§ EXERCISE OBJECTIVE:
For each line of the data below that holds "title", copy the line.

Items from an interface collection:
▬▬▬▬▬▬

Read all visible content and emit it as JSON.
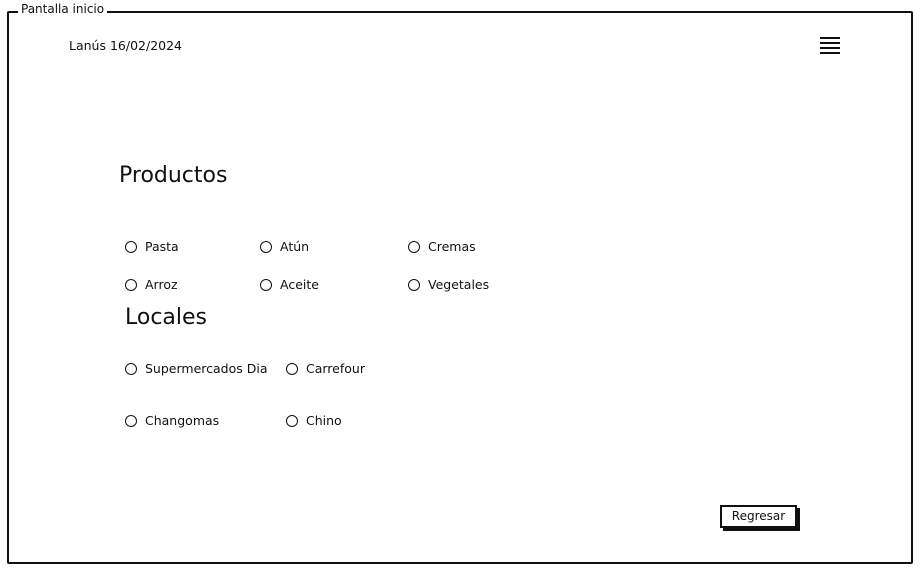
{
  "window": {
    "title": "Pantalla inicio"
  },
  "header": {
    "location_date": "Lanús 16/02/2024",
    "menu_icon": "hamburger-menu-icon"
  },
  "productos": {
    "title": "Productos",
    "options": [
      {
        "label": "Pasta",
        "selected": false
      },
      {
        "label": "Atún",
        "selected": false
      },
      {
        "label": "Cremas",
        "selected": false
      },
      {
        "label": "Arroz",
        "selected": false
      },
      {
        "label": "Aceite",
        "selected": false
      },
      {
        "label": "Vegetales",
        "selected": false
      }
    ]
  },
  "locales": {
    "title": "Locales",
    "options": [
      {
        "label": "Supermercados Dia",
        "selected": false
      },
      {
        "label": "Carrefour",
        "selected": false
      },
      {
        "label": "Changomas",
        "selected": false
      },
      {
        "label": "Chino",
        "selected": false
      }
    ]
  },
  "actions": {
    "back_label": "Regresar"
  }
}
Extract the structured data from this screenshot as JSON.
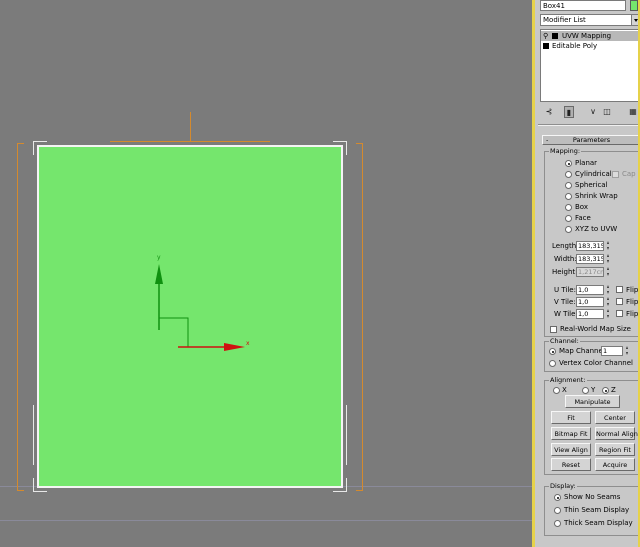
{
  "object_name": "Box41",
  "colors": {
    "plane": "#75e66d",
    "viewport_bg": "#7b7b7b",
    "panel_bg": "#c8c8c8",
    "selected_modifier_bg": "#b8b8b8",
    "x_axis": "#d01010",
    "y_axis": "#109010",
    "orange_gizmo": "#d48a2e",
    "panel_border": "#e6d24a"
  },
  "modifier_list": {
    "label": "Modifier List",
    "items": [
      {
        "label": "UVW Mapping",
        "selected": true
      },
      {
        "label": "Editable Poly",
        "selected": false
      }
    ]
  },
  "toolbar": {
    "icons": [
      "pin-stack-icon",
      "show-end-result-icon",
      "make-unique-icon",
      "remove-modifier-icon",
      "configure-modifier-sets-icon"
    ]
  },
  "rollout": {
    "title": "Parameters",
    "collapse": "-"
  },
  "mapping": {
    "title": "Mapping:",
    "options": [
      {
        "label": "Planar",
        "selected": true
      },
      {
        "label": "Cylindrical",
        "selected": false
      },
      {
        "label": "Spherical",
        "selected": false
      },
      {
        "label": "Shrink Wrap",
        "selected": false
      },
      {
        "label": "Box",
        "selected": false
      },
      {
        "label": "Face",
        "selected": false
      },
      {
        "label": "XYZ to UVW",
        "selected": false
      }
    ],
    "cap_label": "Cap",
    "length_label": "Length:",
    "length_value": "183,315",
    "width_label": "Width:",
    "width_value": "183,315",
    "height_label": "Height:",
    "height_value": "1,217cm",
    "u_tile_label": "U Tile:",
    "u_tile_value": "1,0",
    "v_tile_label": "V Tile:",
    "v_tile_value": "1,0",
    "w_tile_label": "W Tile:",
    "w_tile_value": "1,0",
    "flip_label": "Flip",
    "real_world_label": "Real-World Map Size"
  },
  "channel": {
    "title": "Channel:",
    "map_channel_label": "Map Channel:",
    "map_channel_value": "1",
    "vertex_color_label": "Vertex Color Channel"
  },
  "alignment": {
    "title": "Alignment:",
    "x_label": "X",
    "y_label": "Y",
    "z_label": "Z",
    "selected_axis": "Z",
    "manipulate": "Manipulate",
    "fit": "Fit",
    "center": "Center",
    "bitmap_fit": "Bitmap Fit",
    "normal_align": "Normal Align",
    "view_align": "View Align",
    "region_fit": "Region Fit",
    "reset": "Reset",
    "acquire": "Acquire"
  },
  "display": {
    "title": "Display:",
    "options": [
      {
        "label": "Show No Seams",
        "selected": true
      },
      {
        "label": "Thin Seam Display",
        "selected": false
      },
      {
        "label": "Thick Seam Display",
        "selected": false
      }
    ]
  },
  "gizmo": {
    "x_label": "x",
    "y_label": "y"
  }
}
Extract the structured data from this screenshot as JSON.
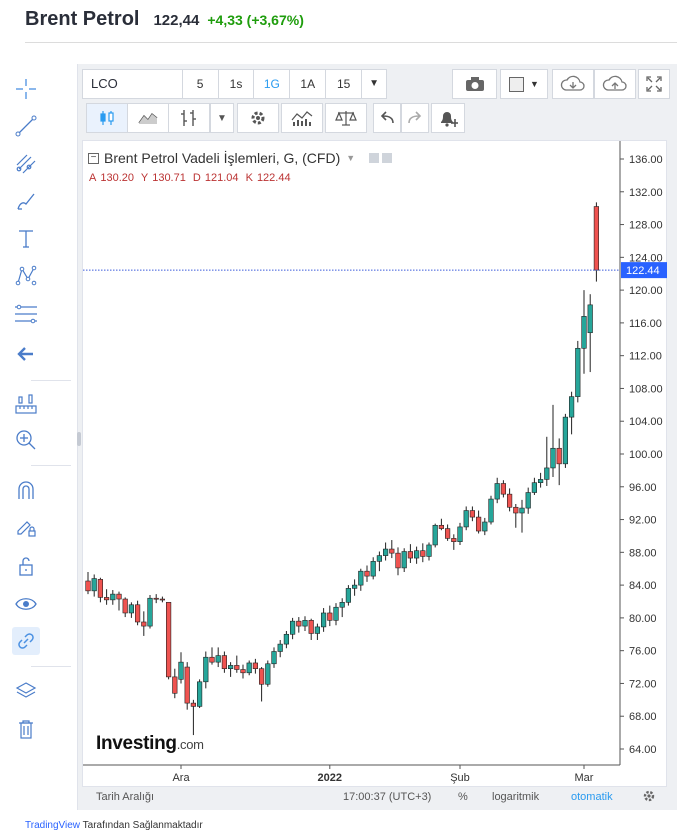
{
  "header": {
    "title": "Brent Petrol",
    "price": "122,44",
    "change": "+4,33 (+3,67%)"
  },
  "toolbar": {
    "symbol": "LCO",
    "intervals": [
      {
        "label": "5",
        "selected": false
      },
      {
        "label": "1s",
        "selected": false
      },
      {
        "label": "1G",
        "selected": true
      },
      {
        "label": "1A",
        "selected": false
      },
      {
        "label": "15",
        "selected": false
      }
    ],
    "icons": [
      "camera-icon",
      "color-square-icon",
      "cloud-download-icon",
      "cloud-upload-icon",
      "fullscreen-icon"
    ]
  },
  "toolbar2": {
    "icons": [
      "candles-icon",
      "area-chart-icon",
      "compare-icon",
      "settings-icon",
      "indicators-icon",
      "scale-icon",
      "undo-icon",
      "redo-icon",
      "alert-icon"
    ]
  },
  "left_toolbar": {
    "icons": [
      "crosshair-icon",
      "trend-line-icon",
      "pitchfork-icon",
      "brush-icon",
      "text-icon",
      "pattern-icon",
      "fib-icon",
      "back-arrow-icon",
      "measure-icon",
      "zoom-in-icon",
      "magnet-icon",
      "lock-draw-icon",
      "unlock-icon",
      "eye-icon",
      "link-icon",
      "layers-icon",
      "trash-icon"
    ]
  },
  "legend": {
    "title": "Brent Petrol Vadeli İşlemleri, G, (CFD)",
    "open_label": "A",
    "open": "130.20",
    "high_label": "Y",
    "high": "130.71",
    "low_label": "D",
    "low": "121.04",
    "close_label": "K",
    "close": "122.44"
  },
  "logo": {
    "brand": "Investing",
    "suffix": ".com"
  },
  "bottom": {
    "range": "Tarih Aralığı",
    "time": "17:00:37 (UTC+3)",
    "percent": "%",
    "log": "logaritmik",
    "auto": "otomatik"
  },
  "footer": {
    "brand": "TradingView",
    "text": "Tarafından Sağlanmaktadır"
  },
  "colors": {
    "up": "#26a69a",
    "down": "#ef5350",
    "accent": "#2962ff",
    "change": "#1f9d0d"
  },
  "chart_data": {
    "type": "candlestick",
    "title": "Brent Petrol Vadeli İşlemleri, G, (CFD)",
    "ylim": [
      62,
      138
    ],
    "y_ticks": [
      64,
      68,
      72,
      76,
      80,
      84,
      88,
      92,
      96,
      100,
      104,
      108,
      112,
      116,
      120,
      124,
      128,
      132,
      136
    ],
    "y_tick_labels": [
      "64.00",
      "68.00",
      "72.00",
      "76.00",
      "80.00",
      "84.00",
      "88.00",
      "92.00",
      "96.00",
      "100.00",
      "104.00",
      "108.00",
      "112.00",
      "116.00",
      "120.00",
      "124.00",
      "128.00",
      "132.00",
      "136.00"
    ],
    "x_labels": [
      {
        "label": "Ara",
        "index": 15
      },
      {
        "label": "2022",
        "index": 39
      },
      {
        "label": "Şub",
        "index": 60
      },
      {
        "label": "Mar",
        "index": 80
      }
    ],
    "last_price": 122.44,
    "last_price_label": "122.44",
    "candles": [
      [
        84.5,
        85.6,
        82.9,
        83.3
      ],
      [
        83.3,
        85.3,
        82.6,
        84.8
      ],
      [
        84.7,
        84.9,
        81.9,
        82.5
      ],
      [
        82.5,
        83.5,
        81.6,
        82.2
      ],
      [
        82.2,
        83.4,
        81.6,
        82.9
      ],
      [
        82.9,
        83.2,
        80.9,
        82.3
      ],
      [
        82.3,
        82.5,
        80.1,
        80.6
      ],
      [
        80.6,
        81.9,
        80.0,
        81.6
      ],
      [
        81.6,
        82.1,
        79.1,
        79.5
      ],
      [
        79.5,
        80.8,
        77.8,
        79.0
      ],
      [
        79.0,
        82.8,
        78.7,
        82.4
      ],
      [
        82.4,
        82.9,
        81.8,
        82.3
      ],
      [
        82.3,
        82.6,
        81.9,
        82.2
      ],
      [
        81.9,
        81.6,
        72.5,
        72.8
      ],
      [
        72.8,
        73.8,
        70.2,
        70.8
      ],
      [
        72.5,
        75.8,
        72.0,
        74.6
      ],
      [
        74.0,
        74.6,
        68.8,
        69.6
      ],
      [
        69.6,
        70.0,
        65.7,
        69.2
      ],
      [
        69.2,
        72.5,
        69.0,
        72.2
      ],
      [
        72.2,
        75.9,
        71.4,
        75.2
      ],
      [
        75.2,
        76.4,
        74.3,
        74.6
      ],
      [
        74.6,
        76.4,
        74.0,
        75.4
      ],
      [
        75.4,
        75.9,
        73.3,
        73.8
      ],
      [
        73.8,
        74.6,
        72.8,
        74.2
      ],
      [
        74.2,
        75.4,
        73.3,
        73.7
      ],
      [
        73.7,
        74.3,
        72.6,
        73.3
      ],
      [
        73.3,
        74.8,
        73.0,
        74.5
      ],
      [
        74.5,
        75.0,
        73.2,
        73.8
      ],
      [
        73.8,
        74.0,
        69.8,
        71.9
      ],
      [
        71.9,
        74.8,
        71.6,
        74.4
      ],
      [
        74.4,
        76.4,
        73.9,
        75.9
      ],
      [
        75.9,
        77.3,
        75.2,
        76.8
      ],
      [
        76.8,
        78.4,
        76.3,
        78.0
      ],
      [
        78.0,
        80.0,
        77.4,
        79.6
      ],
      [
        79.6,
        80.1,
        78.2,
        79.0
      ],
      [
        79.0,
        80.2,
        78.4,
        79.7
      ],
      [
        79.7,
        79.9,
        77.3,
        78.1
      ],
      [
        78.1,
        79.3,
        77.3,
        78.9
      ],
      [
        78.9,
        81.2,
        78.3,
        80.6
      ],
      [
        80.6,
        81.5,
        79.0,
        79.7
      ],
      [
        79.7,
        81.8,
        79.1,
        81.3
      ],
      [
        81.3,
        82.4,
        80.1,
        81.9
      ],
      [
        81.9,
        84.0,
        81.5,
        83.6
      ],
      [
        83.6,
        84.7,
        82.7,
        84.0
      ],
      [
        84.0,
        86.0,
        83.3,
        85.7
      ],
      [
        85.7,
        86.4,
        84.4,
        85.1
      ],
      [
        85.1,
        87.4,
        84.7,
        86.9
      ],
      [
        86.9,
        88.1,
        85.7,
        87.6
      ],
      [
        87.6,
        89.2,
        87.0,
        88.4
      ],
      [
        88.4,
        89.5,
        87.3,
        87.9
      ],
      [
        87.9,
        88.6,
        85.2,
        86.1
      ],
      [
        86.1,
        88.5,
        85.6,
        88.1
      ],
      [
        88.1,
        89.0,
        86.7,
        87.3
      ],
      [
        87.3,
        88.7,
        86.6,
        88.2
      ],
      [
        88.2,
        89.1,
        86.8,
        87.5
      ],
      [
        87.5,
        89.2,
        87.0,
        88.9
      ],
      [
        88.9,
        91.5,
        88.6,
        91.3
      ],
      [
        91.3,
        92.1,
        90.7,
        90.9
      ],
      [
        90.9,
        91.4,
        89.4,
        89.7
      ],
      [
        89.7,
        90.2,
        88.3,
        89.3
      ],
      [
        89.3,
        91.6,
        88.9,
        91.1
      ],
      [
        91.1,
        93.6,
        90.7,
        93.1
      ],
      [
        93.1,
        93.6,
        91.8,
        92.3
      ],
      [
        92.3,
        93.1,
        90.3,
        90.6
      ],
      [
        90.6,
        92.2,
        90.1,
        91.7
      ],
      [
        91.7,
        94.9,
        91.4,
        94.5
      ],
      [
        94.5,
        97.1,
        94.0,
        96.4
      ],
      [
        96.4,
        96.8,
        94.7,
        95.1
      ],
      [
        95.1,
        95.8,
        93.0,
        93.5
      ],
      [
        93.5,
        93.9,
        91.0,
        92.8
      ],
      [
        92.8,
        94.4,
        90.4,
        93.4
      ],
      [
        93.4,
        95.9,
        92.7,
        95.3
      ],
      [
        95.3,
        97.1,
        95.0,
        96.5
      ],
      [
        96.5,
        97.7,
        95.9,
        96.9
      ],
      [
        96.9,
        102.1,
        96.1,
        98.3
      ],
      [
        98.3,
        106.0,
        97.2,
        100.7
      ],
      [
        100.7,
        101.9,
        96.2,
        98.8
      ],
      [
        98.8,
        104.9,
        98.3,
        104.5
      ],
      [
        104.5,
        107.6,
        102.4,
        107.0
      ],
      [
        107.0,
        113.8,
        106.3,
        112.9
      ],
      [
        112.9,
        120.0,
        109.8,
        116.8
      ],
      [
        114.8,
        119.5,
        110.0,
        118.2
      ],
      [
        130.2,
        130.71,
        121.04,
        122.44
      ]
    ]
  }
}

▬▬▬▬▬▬

§ TASK SOLUTION:
    "title": "Pantalla inicio"
    "title": "Productos",
    "title": "Locales",
    "title": "Parameters",
    "title": "Mapping:",
    "title": "Channel:",
    "title": "Alignment:",
    "title": "Display:",
    "title": "Brent Petrol",
    "title": "Brent Petrol Vadeli İşlemleri, G, (CFD)",
    "title": "Brent Petrol Vadeli İşlemleri, G, (CFD)",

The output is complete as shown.